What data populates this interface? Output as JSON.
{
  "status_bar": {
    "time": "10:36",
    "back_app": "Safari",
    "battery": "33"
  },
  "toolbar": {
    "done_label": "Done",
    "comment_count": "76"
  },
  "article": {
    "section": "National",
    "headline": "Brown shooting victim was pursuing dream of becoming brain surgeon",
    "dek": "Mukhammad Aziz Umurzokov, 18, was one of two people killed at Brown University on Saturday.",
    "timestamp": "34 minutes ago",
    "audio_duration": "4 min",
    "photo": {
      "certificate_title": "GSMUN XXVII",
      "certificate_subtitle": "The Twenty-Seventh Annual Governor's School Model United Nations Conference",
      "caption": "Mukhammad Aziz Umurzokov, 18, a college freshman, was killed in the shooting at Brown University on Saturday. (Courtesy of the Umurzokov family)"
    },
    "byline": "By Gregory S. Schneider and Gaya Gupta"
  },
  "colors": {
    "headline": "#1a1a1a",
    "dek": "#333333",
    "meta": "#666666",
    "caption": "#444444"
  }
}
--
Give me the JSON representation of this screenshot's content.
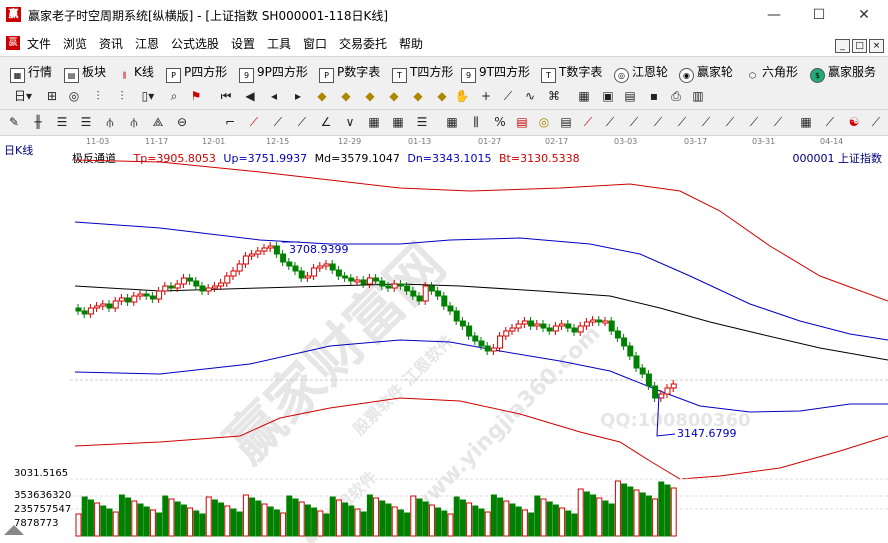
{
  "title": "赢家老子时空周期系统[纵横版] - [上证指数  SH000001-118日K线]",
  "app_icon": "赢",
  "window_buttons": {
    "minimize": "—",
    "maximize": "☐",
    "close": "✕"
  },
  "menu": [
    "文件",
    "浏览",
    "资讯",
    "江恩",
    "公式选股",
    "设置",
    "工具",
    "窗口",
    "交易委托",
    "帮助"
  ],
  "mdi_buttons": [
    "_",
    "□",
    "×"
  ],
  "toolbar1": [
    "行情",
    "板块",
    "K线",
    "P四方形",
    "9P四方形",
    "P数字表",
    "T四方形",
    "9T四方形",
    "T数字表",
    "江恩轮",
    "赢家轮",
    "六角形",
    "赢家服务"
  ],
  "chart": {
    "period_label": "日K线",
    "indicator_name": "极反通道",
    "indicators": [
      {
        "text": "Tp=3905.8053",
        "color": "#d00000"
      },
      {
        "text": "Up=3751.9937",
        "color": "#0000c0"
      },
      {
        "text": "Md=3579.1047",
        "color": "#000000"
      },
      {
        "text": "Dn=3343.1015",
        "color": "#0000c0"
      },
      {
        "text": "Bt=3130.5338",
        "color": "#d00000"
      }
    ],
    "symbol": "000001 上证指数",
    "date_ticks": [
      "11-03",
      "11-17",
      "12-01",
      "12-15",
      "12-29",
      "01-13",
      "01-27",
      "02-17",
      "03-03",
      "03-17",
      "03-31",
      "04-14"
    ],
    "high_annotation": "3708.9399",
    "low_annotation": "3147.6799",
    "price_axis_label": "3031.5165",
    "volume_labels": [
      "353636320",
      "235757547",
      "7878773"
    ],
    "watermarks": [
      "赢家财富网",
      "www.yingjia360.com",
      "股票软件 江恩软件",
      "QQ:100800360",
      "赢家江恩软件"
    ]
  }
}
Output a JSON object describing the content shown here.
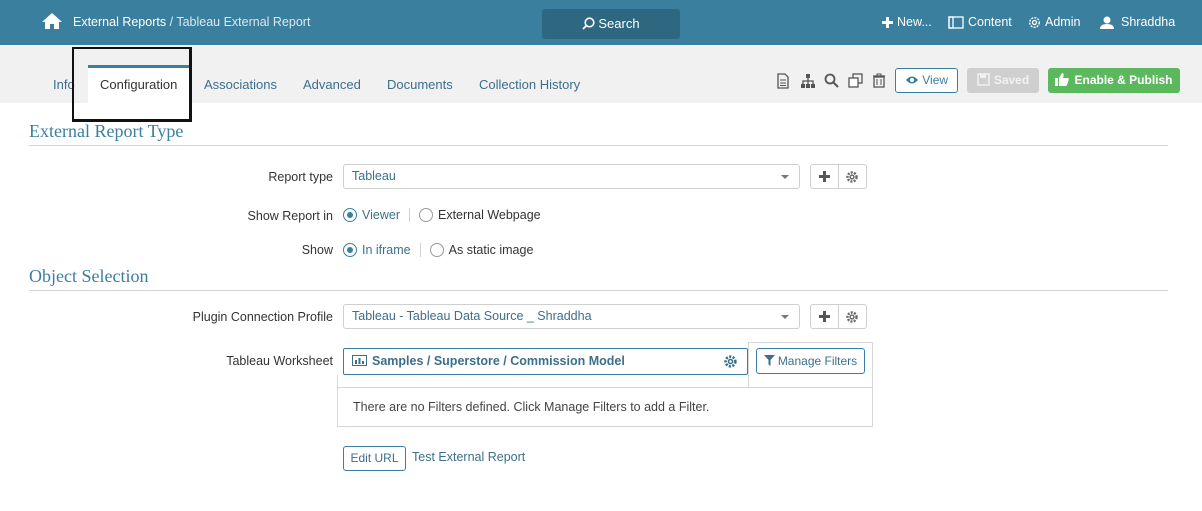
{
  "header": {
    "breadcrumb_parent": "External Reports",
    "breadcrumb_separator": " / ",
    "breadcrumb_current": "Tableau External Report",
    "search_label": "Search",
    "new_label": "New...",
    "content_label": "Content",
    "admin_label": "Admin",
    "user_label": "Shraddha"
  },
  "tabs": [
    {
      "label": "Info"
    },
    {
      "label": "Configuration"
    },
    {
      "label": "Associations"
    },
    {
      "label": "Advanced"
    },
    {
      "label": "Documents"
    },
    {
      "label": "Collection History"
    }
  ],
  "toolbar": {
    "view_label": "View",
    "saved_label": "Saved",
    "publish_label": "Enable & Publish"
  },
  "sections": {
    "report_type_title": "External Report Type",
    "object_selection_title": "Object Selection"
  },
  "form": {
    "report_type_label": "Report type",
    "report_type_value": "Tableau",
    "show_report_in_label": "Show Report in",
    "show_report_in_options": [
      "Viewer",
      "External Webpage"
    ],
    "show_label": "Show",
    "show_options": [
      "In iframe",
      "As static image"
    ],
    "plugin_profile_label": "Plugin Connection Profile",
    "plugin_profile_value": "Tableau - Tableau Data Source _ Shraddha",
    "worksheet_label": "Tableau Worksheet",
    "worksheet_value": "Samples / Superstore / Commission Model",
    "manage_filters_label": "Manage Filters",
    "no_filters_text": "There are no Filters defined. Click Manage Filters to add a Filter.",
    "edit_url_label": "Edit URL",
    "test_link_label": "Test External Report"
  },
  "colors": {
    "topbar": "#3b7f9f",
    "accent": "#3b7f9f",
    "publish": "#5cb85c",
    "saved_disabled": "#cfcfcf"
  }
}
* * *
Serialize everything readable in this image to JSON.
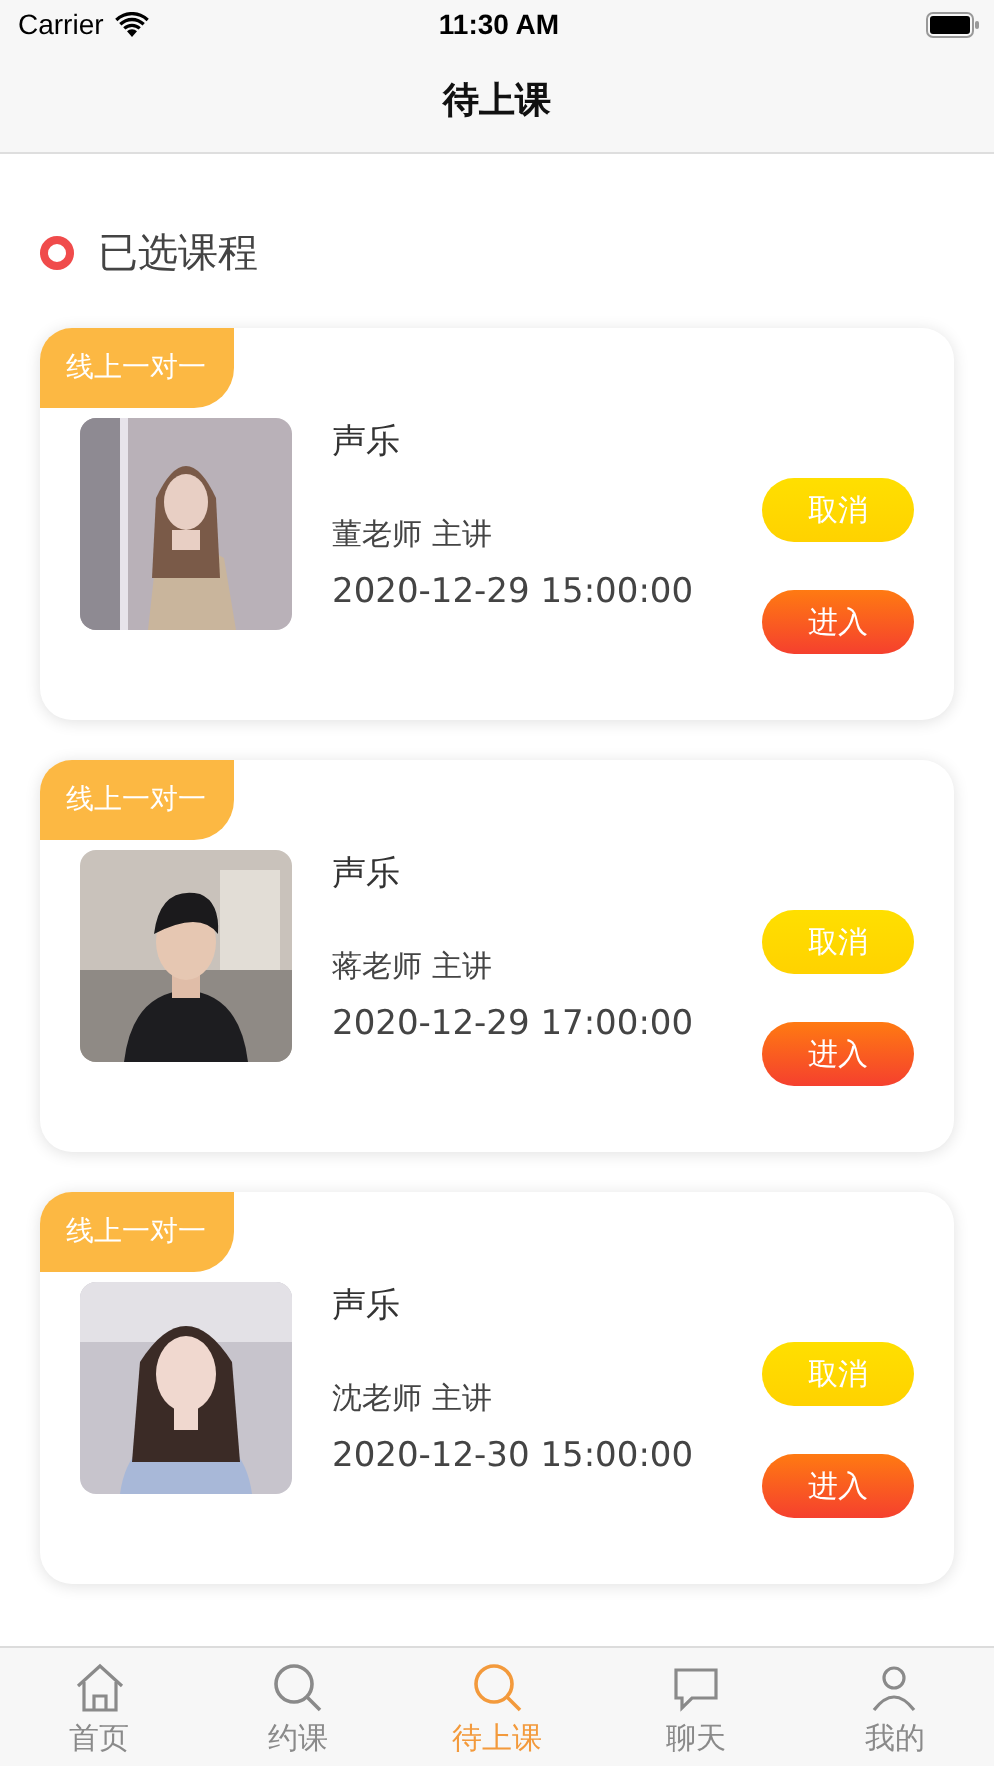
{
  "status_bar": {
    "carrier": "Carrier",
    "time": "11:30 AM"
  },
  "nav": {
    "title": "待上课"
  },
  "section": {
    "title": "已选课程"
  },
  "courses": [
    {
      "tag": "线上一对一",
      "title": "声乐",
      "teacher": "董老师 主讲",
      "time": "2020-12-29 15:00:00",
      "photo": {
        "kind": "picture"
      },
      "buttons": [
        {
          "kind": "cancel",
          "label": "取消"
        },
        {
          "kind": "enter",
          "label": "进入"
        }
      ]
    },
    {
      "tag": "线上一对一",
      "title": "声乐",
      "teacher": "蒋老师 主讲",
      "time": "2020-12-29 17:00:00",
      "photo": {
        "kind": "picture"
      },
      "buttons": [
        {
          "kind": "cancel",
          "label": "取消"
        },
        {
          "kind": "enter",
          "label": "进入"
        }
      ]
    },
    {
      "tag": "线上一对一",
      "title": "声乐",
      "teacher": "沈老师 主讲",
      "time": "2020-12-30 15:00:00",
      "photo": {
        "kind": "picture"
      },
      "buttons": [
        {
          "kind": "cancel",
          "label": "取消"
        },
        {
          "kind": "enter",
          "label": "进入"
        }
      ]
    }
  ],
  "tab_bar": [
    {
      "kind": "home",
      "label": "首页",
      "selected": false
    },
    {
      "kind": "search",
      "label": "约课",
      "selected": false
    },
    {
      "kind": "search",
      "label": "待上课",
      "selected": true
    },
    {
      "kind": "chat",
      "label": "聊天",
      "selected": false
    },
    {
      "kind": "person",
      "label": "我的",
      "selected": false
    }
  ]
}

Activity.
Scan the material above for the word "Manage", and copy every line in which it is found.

Solution to the problem.
    "manage_filters_label": "Manage Filters",
    "no_filters_text": "There are no Filters defined. Click Manage Filters to add a Filter.",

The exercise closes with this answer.